*WHAT YOU NEED TO DO*: Would you quote every entry exactly, dropping only the pictures?

*SUPPLIED INFORMATION*:
---
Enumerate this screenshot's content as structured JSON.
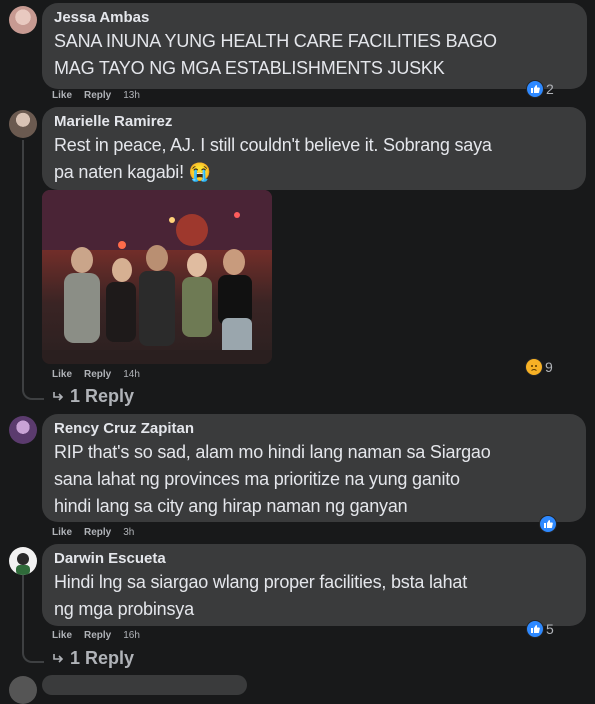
{
  "comments": [
    {
      "author": "Jessa Ambas",
      "text": "SANA INUNA YUNG HEALTH CARE FACILITIES BAGO\nMAG TAYO NG MGA ESTABLISHMENTS JUSKK",
      "like_label": "Like",
      "reply_label": "Reply",
      "time": "13h",
      "reaction_count": "2",
      "reaction_icon": "like-icon"
    },
    {
      "author": "Marielle Ramirez",
      "text": "Rest in peace, AJ. I still couldn't believe it. Sobrang saya\npa naten kagabi! 😭",
      "like_label": "Like",
      "reply_label": "Reply",
      "time": "14h",
      "reaction_count": "9",
      "reaction_icon": "sad-icon",
      "replies_label": "1 Reply"
    },
    {
      "author": "Rency Cruz Zapitan",
      "text": "RIP that's so sad, alam mo hindi lang naman sa Siargao\nsana lahat ng provinces ma prioritize na yung ganito\nhindi lang sa city ang hirap naman ng ganyan",
      "like_label": "Like",
      "reply_label": "Reply",
      "time": "3h",
      "reaction_icon": "like-icon"
    },
    {
      "author": "Darwin Escueta",
      "text": "Hindi lng sa siargao wlang proper facilities, bsta lahat\nng mga probinsya",
      "like_label": "Like",
      "reply_label": "Reply",
      "time": "16h",
      "reaction_count": "5",
      "reaction_icon": "like-icon",
      "replies_label": "1 Reply"
    }
  ],
  "colors": {
    "background": "#18191a",
    "bubble": "#3a3b3c",
    "like_blue": "#2e89ff",
    "sad_yellow": "#f7b125"
  }
}
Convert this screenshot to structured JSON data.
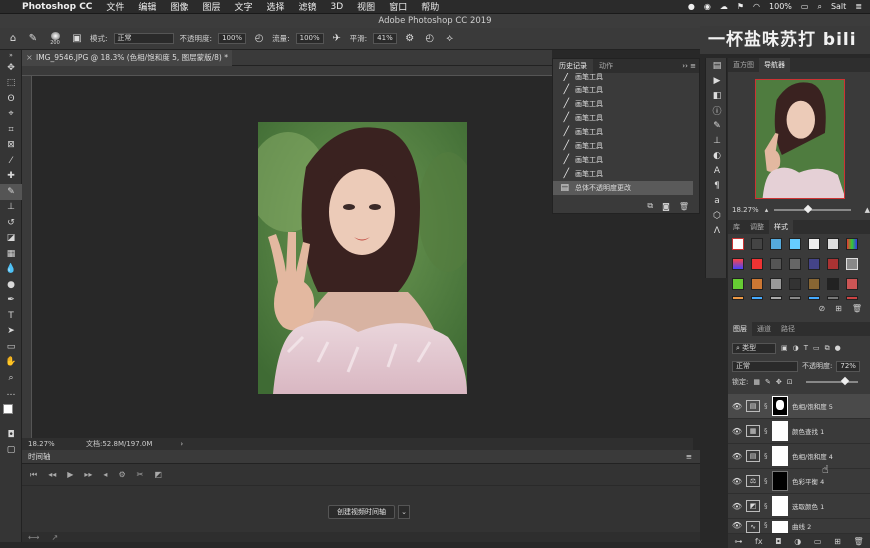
{
  "menubar": {
    "app_name": "Photoshop CC",
    "items": [
      "文件",
      "编辑",
      "图像",
      "图层",
      "文字",
      "选择",
      "滤镜",
      "3D",
      "视图",
      "窗口",
      "帮助"
    ],
    "battery": "100%",
    "user": "Salt"
  },
  "window_title": "Adobe Photoshop CC 2019",
  "options": {
    "brush_size": "200",
    "mode_label": "模式:",
    "mode_value": "正常",
    "opacity_label": "不透明度:",
    "opacity_value": "100%",
    "flow_label": "流量:",
    "flow_value": "100%",
    "smooth_label": "平滑:",
    "smooth_value": "41%"
  },
  "watermark": "一杯盐味苏打 bili",
  "document_tab": "IMG_9546.JPG @ 18.3% (色相/饱和度 5, 图层蒙版/8) *",
  "status": {
    "zoom": "18.27%",
    "doc_size": "文档:52.8M/197.0M"
  },
  "timeline": {
    "title": "时间轴",
    "create_button": "创建视频时间轴"
  },
  "history": {
    "tabs": [
      "历史记录",
      "动作"
    ],
    "rows": [
      "画笔工具",
      "画笔工具",
      "画笔工具",
      "画笔工具",
      "画笔工具",
      "画笔工具",
      "画笔工具",
      "画笔工具"
    ],
    "selected_row": "总体不透明度更改"
  },
  "navigator": {
    "tabs": [
      "直方图",
      "导航器"
    ],
    "zoom": "18.27%"
  },
  "libraries": {
    "tabs": [
      "库",
      "调整",
      "样式"
    ]
  },
  "layers_panel": {
    "tabs": [
      "图层",
      "通道",
      "路径"
    ],
    "filter_label": "类型",
    "blend_mode": "正常",
    "opacity_label": "不透明度:",
    "opacity_value": "72%",
    "lock_label": "锁定:",
    "layers": [
      {
        "name": "色相/饱和度 5",
        "icon": "hue-saturation-icon",
        "selected": true,
        "mask": "black-with-white"
      },
      {
        "name": "颜色查找 1",
        "icon": "color-lookup-icon",
        "selected": false,
        "mask": "white"
      },
      {
        "name": "色相/饱和度 4",
        "icon": "hue-saturation-icon",
        "selected": false,
        "mask": "white"
      },
      {
        "name": "色彩平衡 4",
        "icon": "color-balance-icon",
        "selected": false,
        "mask": "black"
      },
      {
        "name": "选取颜色 1",
        "icon": "selective-color-icon",
        "selected": false,
        "mask": "white"
      },
      {
        "name": "曲线 2",
        "icon": "curves-icon",
        "selected": false,
        "mask": "white"
      }
    ]
  }
}
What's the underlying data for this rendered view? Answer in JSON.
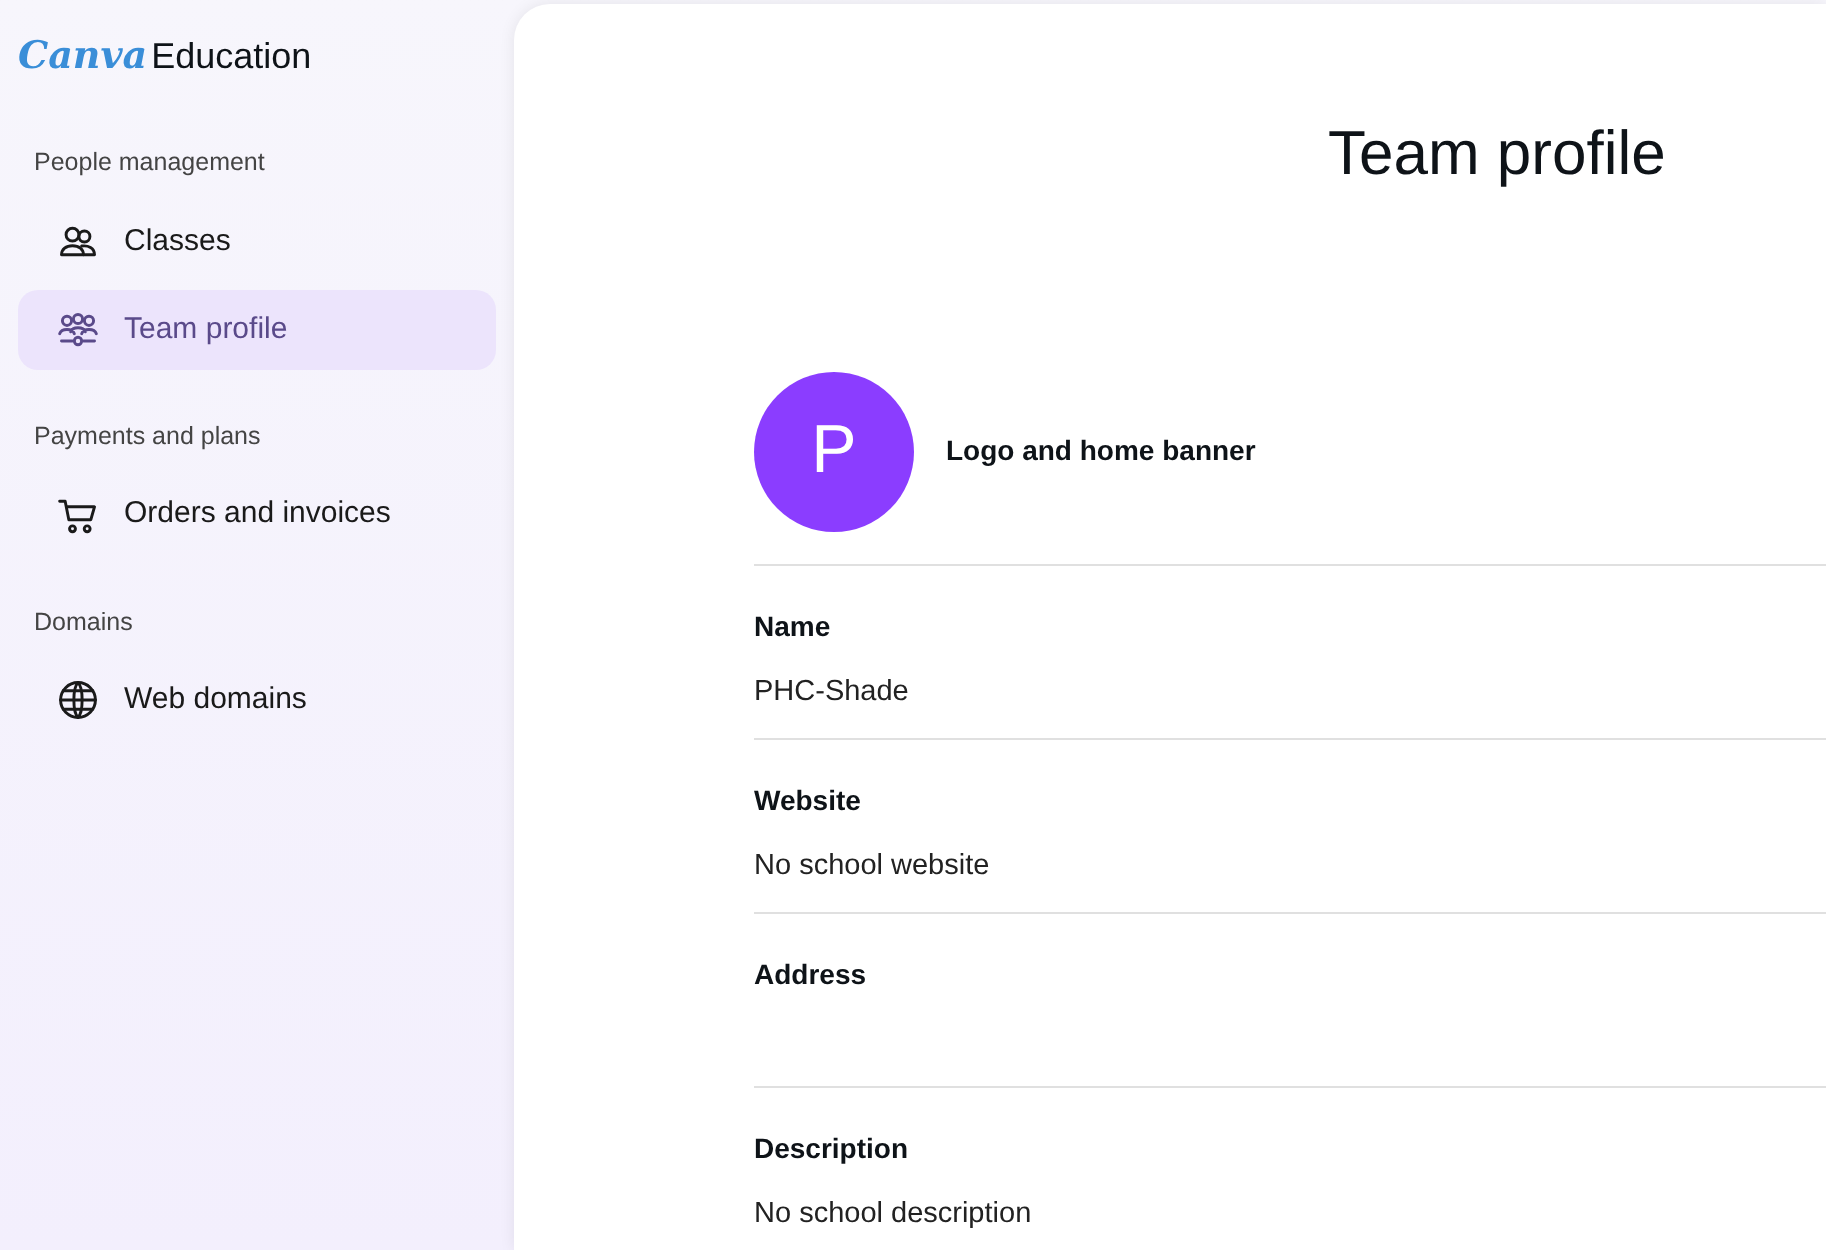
{
  "brand": {
    "logo": "Canva",
    "product": "Education"
  },
  "sidebar": {
    "sections": [
      {
        "heading": "People management",
        "items": [
          {
            "label": "Classes",
            "kind": "people",
            "selected": false
          },
          {
            "label": "Team profile",
            "kind": "team",
            "selected": true
          }
        ]
      },
      {
        "heading": "Payments and plans",
        "items": [
          {
            "label": "Orders and invoices",
            "kind": "cart",
            "selected": false
          }
        ]
      },
      {
        "heading": "Domains",
        "items": [
          {
            "label": "Web domains",
            "kind": "globe",
            "selected": false
          }
        ]
      }
    ]
  },
  "main": {
    "title": "Team profile",
    "avatar": {
      "letter": "P",
      "color": "#8b3dff"
    },
    "logo_label": "Logo and home banner",
    "fields": [
      {
        "label": "Name",
        "value": "PHC-Shade"
      },
      {
        "label": "Website",
        "value": "No school website"
      },
      {
        "label": "Address"
      },
      {
        "label": "Description",
        "value": "No school description"
      }
    ]
  }
}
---
*OUTPUT OF THE EXERCISE*:
Enumerate this screenshot's content as structured JSON.
{
  "comments": [
    {
      "author": "Jessa Ambas",
      "text": "SANA INUNA YUNG HEALTH CARE FACILITIES BAGO\nMAG TAYO NG MGA ESTABLISHMENTS JUSKK",
      "like_label": "Like",
      "reply_label": "Reply",
      "time": "13h",
      "reaction_count": "2",
      "reaction_icon": "like-icon"
    },
    {
      "author": "Marielle Ramirez",
      "text": "Rest in peace, AJ. I still couldn't believe it. Sobrang saya\npa naten kagabi! 😭",
      "like_label": "Like",
      "reply_label": "Reply",
      "time": "14h",
      "reaction_count": "9",
      "reaction_icon": "sad-icon",
      "replies_label": "1 Reply"
    },
    {
      "author": "Rency Cruz Zapitan",
      "text": "RIP that's so sad, alam mo hindi lang naman sa Siargao\nsana lahat ng provinces ma prioritize na yung ganito\nhindi lang sa city ang hirap naman ng ganyan",
      "like_label": "Like",
      "reply_label": "Reply",
      "time": "3h",
      "reaction_icon": "like-icon"
    },
    {
      "author": "Darwin Escueta",
      "text": "Hindi lng sa siargao wlang proper facilities, bsta lahat\nng mga probinsya",
      "like_label": "Like",
      "reply_label": "Reply",
      "time": "16h",
      "reaction_count": "5",
      "reaction_icon": "like-icon",
      "replies_label": "1 Reply"
    }
  ],
  "colors": {
    "background": "#18191a",
    "bubble": "#3a3b3c",
    "like_blue": "#2e89ff",
    "sad_yellow": "#f7b125"
  }
}
Convert this screenshot to structured JSON data.
{
  "menubar": {
    "app_name": "Photoshop CC",
    "items": [
      "文件",
      "编辑",
      "图像",
      "图层",
      "文字",
      "选择",
      "滤镜",
      "3D",
      "视图",
      "窗口",
      "帮助"
    ],
    "battery": "100%",
    "user": "Salt"
  },
  "window_title": "Adobe Photoshop CC 2019",
  "options": {
    "brush_size": "200",
    "mode_label": "模式:",
    "mode_value": "正常",
    "opacity_label": "不透明度:",
    "opacity_value": "100%",
    "flow_label": "流量:",
    "flow_value": "100%",
    "smooth_label": "平滑:",
    "smooth_value": "41%"
  },
  "watermark": "一杯盐味苏打 bili",
  "document_tab": "IMG_9546.JPG @ 18.3% (色相/饱和度 5, 图层蒙版/8) *",
  "status": {
    "zoom": "18.27%",
    "doc_size": "文档:52.8M/197.0M"
  },
  "timeline": {
    "title": "时间轴",
    "create_button": "创建视频时间轴"
  },
  "history": {
    "tabs": [
      "历史记录",
      "动作"
    ],
    "rows": [
      "画笔工具",
      "画笔工具",
      "画笔工具",
      "画笔工具",
      "画笔工具",
      "画笔工具",
      "画笔工具",
      "画笔工具"
    ],
    "selected_row": "总体不透明度更改"
  },
  "navigator": {
    "tabs": [
      "直方图",
      "导航器"
    ],
    "zoom": "18.27%"
  },
  "libraries": {
    "tabs": [
      "库",
      "调整",
      "样式"
    ]
  },
  "layers_panel": {
    "tabs": [
      "图层",
      "通道",
      "路径"
    ],
    "filter_label": "类型",
    "blend_mode": "正常",
    "opacity_label": "不透明度:",
    "opacity_value": "72%",
    "lock_label": "锁定:",
    "layers": [
      {
        "name": "色相/饱和度 5",
        "icon": "hue-saturation-icon",
        "selected": true,
        "mask": "black-with-white"
      },
      {
        "name": "颜色查找 1",
        "icon": "color-lookup-icon",
        "selected": false,
        "mask": "white"
      },
      {
        "name": "色相/饱和度 4",
        "icon": "hue-saturation-icon",
        "selected": false,
        "mask": "white"
      },
      {
        "name": "色彩平衡 4",
        "icon": "color-balance-icon",
        "selected": false,
        "mask": "black"
      },
      {
        "name": "选取颜色 1",
        "icon": "selective-color-icon",
        "selected": false,
        "mask": "white"
      },
      {
        "name": "曲线 2",
        "icon": "curves-icon",
        "selected": false,
        "mask": "white"
      }
    ]
  }
}
What's the underlying data for this rendered view? Answer in JSON.
{
  "brand": {
    "logo": "Canva",
    "product": "Education"
  },
  "sidebar": {
    "sections": [
      {
        "heading": "People management",
        "items": [
          {
            "label": "Classes",
            "kind": "people",
            "selected": false
          },
          {
            "label": "Team profile",
            "kind": "team",
            "selected": true
          }
        ]
      },
      {
        "heading": "Payments and plans",
        "items": [
          {
            "label": "Orders and invoices",
            "kind": "cart",
            "selected": false
          }
        ]
      },
      {
        "heading": "Domains",
        "items": [
          {
            "label": "Web domains",
            "kind": "globe",
            "selected": false
          }
        ]
      }
    ]
  },
  "main": {
    "title": "Team profile",
    "avatar": {
      "letter": "P",
      "color": "#8b3dff"
    },
    "logo_label": "Logo and home banner",
    "fields": [
      {
        "label": "Name",
        "value": "PHC-Shade"
      },
      {
        "label": "Website",
        "value": "No school website"
      },
      {
        "label": "Address"
      },
      {
        "label": "Description",
        "value": "No school description"
      }
    ]
  }
}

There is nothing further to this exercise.